Heading to a pool or water park is a favorite way for hot kids to cool off on a summer day. Splash pads, spray parks, water slides and pools beckon.
But unwelcome guests sometimes lurk in the water. Despite the use of chlorine and other chemical products, swimmers can be at risk for recreational water illness. Parents can take precautions to avoid the following common infections.
Diarrhea is the most common illness that results from swallowing untreated or under-treated pool or spray park water. Infections usually are caused by Escherichia coli bacteria found in feces, or less often, Cryptosporidium organisms and Giardia parasites. Most people have about 0.14 grams of feces on their bottoms that can contaminate water when rinsed off, according to the Centers for Disease Control and Prevention. Swallowing even a small amount of contaminated water can make a person sick.
To avoid spreading infection:
insist that everyone shower before swimming;
remind children not to swallow or drink pool water;
take bathroom breaks every hour, and rinse off before going back into the water;
change swim diapers often and away from the water; and

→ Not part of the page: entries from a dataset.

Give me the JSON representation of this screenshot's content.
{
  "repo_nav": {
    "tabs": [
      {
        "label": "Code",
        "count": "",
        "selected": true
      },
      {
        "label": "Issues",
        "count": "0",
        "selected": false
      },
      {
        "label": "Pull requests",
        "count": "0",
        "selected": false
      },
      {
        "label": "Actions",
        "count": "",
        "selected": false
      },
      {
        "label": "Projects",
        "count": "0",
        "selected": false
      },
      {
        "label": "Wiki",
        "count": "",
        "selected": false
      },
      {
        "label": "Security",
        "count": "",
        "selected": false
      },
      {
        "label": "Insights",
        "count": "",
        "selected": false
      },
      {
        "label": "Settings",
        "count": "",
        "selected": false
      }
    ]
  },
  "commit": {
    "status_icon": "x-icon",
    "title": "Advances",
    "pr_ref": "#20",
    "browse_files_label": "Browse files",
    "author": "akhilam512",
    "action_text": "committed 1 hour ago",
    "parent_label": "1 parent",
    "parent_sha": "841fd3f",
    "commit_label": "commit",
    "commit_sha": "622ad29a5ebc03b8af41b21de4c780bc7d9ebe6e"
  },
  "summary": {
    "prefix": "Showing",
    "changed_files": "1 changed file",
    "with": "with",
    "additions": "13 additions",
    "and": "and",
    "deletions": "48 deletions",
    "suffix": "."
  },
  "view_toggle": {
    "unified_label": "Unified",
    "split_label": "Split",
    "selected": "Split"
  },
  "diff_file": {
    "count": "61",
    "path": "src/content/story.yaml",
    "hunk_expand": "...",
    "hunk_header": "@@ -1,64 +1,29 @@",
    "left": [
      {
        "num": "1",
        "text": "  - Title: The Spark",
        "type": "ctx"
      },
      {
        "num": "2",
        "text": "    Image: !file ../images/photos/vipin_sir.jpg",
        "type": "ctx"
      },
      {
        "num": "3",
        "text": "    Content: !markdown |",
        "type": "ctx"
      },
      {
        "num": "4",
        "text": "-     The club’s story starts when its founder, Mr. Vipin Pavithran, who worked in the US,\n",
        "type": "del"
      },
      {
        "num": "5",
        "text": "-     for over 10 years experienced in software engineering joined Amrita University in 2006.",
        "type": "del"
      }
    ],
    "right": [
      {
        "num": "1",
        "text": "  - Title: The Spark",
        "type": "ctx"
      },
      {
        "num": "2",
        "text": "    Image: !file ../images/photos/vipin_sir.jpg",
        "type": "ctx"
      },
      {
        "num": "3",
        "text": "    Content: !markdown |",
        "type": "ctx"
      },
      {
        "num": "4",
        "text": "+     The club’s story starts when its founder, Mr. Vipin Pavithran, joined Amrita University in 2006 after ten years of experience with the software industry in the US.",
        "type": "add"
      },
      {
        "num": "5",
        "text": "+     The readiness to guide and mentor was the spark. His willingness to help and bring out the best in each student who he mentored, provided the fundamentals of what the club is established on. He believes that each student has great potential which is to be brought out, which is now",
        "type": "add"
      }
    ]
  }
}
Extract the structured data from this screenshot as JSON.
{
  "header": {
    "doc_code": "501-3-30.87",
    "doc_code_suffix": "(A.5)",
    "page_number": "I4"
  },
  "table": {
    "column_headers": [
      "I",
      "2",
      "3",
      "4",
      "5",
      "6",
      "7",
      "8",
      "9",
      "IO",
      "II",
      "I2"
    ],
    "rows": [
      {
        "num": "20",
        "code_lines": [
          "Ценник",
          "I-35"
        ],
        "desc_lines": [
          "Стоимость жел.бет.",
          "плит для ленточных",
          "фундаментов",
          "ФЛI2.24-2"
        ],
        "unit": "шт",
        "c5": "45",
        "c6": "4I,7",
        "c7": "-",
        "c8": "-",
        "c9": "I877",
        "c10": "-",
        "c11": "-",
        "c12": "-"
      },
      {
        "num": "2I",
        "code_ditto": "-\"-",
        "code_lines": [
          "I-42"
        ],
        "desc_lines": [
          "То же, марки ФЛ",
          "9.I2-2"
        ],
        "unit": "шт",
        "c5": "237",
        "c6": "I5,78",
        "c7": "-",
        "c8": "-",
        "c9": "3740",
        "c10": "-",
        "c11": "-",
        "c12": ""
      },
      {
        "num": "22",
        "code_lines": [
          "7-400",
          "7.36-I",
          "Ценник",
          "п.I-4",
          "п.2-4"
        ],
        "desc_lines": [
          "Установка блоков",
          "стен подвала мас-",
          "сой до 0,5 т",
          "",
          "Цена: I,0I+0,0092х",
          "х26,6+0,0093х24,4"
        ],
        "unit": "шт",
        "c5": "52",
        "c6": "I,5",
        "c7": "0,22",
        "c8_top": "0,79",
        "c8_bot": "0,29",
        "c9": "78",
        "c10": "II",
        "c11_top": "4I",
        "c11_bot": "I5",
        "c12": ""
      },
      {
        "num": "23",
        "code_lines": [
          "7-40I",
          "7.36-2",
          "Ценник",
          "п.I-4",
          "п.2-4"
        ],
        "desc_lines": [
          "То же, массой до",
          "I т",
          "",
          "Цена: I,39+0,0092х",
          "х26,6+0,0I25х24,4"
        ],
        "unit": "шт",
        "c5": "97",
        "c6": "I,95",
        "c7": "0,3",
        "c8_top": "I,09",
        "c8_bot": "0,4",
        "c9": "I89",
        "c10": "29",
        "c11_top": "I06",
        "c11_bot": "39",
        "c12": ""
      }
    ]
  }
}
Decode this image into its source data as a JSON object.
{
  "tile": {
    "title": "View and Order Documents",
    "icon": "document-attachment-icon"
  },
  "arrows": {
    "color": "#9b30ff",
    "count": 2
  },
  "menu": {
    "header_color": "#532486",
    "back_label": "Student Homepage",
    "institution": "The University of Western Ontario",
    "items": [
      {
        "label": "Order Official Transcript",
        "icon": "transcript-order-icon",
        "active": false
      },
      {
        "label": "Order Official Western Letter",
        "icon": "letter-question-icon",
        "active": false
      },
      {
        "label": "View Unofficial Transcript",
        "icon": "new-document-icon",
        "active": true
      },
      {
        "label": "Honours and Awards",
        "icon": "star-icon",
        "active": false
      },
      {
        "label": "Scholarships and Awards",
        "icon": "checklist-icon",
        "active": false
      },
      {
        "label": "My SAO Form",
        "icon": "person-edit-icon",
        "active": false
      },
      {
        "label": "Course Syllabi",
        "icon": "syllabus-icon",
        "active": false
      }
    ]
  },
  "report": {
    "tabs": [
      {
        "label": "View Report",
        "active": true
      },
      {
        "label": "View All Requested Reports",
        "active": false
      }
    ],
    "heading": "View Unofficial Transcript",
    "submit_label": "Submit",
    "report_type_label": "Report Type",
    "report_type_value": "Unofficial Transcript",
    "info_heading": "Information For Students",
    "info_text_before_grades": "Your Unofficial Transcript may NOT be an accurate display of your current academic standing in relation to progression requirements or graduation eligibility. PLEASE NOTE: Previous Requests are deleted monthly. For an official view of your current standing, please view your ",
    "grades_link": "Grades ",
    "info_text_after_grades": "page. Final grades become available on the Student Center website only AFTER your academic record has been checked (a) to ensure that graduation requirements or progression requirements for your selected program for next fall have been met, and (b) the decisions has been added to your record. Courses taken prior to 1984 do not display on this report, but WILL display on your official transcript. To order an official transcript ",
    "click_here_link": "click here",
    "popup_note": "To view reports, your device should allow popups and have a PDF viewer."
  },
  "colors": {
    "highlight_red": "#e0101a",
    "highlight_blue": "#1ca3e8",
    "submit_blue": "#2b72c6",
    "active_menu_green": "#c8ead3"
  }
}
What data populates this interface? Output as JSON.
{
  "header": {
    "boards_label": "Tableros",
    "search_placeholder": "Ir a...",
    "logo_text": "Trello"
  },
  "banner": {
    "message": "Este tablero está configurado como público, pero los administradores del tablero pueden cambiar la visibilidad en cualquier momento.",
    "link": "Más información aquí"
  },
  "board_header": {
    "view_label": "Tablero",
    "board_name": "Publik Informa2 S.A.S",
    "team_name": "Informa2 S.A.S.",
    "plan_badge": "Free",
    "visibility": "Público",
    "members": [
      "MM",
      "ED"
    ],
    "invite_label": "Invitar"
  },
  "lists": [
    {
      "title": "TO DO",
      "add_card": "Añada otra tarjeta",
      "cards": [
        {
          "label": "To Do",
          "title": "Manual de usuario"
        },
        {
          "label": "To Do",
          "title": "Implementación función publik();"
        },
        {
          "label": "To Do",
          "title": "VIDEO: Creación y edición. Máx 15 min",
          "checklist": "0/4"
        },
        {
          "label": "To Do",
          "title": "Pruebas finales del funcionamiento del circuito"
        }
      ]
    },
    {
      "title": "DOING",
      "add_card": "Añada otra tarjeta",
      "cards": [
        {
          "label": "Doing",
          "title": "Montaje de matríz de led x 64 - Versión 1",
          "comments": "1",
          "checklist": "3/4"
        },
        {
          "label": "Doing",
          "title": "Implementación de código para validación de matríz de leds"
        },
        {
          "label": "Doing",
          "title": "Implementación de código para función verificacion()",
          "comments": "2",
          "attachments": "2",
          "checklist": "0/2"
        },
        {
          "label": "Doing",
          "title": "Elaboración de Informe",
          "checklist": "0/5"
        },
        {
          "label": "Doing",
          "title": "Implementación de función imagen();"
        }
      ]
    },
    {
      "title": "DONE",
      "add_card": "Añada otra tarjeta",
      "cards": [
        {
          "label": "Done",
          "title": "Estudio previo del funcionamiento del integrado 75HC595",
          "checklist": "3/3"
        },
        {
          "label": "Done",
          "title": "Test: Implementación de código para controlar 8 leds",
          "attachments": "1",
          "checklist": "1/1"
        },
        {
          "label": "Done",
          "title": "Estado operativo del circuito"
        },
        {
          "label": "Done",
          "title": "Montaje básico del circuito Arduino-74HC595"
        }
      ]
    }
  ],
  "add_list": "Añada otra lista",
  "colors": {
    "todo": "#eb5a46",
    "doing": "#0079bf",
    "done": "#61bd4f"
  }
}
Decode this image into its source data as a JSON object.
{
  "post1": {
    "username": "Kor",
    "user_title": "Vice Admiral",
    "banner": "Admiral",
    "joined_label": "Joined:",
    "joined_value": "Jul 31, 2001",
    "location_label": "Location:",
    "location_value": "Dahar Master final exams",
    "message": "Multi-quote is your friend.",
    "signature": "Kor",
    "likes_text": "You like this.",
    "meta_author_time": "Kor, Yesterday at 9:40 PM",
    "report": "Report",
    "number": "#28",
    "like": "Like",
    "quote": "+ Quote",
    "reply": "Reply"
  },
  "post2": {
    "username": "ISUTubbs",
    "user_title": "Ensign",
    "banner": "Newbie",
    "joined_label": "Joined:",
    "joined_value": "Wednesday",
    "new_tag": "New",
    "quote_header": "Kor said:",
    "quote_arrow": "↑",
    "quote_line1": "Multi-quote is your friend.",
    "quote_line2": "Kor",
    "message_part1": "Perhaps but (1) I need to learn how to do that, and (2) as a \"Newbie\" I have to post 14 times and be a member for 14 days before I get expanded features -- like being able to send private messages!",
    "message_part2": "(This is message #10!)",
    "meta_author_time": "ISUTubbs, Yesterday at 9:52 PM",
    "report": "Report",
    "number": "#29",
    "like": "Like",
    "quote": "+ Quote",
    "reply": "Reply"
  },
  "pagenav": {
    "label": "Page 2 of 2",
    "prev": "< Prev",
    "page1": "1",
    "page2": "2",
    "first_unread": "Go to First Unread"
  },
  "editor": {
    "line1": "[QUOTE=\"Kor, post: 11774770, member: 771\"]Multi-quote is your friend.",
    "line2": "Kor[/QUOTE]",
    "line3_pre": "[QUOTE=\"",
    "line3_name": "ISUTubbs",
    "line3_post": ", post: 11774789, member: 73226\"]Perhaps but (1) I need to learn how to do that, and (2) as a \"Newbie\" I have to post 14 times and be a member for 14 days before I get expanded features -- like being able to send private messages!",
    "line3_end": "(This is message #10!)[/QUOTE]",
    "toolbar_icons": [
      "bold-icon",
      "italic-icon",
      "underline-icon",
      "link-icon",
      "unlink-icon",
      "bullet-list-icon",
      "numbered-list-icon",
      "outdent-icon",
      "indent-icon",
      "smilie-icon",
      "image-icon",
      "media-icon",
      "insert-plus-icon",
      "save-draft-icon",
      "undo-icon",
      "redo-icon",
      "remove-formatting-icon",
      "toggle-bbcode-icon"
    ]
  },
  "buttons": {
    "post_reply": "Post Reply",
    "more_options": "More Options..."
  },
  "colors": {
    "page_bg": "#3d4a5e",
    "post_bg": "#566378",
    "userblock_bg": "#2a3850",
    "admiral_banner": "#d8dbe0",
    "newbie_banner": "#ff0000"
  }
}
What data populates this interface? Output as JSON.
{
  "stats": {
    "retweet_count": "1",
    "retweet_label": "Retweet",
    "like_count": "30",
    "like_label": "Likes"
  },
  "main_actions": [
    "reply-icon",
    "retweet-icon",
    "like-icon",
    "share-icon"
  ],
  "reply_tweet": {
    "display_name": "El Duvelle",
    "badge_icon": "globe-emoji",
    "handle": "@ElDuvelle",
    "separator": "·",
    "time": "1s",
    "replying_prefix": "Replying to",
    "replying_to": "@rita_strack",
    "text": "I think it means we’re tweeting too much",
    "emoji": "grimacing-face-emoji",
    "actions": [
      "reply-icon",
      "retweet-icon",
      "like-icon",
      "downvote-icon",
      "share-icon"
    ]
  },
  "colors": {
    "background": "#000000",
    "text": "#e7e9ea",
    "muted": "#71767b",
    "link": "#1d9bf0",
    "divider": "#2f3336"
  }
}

do not swim if you have had diarrhea in the past two weeks.
Rashes and ear infections
Two types of infections can be caused by a bacteria called Pseudomonas aeruginosa: hot tub rash and swimmer’s ear (outer ear infections). The germs often remain in hot tub water when the chlorine sanitizer level is not high enough. Rashes clear up on their own in a few days. Prevent swimmer’s ear by drying ears thoroughly with a towel or a hair dryer. If ear pain is felt when the outer ear is moved, ask your pediatrician whether to use ear drops.
Chlorine’s strong smell may be a sign that it is killing germs in the water, but too much is not a good thing. Symptoms of chlorine sensitivity include red eyes, coughing, breathing problems, chest tightness, wheezing, a stuffy or runny nose, itchy red skin or bumps, and sneezing. Seek immediate care for severe reactions. To alleviate mild problems, shower after swimming. Check with your pediatrician to find out if a corticosteroid cream or antihistamine would help your child.
© 2015 American Academy of Pediatrics. This Parent Plus may be freely copied and distributed with proper attribution.